• [DESCRIPTION OF THE TASK] It is required that all of the data be written out exactly.

--

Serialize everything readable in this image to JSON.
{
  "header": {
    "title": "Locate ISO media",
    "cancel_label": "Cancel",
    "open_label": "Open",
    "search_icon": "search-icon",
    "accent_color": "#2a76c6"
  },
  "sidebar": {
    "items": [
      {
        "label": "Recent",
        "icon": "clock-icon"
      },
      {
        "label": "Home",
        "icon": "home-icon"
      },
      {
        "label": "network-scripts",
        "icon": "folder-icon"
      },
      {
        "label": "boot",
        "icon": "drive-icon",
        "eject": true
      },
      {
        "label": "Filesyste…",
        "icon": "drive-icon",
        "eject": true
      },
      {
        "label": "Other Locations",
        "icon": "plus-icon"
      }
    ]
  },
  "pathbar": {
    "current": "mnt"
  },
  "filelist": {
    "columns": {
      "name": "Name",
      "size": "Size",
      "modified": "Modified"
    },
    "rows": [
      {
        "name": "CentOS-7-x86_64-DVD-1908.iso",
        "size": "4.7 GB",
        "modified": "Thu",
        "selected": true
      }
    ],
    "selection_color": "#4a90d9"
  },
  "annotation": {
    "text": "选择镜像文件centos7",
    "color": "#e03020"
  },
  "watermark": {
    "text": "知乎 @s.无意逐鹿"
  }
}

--

• [ANSWER BELOW]
Serialize everything readable in this image to JSON.
{
  "header": {
    "title": "Locate ISO media",
    "cancel_label": "Cancel",
    "open_label": "Open",
    "search_icon": "search-icon",
    "accent_color": "#2a76c6"
  },
  "sidebar": {
    "items": [
      {
        "label": "Recent",
        "icon": "clock-icon"
      },
      {
        "label": "Home",
        "icon": "home-icon"
      },
      {
        "label": "network-scripts",
        "icon": "folder-icon"
      },
      {
        "label": "boot",
        "icon": "drive-icon",
        "eject": true
      },
      {
        "label": "Filesyste…",
        "icon": "drive-icon",
        "eject": true
      },
      {
        "label": "Other Locations",
        "icon": "plus-icon"
      }
    ]
  },
  "pathbar": {
    "current": "mnt"
  },
  "filelist": {
    "columns": {
      "name": "Name",
      "size": "Size",
      "modified": "Modified"
    },
    "rows": [
      {
        "name": "CentOS-7-x86_64-DVD-1908.iso",
        "size": "4.7 GB",
        "modified": "Thu",
        "selected": true
      }
    ],
    "selection_color": "#4a90d9"
  },
  "annotation": {
    "text": "选择镜像文件centos7",
    "color": "#e03020"
  },
  "watermark": {
    "text": "知乎 @s.无意逐鹿"
  }
}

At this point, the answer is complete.